After Fine’s loss to Denker there were still ten rounds to go and several moderately strong players for Denker to face. In the next round he faced Weaver Adams and got a very bad position and offered a draw several times. Adams was unable to find a win and ended up blundering away the game. After that close call Denker reeled off nine straight wins before drawing with George Shainswit.
Denker had a close call in the 12th round against one of the lucky qualifiers from The Bronx, New York, an amateur named Aron Rothman. Rothman had been massacred in an earlier game by Fine in 15 moves. It was so bad Rothman said the game reminded him of a recent gangland assassination of a mob boss that had taken place in the same hotel.

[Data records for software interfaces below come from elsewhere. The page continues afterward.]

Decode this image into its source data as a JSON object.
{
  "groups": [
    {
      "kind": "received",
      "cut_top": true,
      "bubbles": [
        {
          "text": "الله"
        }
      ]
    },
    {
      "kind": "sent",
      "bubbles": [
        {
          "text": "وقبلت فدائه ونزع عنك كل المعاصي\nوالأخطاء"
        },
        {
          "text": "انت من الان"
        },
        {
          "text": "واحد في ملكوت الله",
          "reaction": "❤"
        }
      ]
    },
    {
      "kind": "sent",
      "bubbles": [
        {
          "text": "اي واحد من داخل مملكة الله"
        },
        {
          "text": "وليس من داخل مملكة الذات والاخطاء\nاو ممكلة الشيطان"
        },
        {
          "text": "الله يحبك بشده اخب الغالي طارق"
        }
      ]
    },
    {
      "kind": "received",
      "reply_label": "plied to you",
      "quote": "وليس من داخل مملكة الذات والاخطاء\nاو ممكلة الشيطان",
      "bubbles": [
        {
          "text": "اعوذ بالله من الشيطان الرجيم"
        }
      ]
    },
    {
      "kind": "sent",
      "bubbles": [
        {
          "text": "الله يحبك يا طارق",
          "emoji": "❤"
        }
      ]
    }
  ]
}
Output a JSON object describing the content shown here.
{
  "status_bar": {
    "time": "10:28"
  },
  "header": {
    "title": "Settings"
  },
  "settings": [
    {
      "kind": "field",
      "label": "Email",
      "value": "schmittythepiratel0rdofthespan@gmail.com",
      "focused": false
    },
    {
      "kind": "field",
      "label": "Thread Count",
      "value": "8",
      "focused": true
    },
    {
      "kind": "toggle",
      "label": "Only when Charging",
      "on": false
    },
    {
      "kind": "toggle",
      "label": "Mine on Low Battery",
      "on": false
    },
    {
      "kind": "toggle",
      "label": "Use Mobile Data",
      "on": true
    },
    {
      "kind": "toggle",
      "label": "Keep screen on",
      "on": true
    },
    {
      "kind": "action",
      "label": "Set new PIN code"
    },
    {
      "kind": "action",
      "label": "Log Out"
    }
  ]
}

Rothman got a great game against Denker, but had one of those positions with so many good moves he ended up playing none of them and lost. Rothman tied for places 12-14 in this tournament, scoring +5 -9 =3. Around the middle 1950s, Mary Bain opened a Chess Studio on 145 West 42th Street in New York City that was sometimes used for tournaments and she eventually sold it to Larry Evans and Rothman. Rothman claimed to know all of Modern Chess Openings by heart.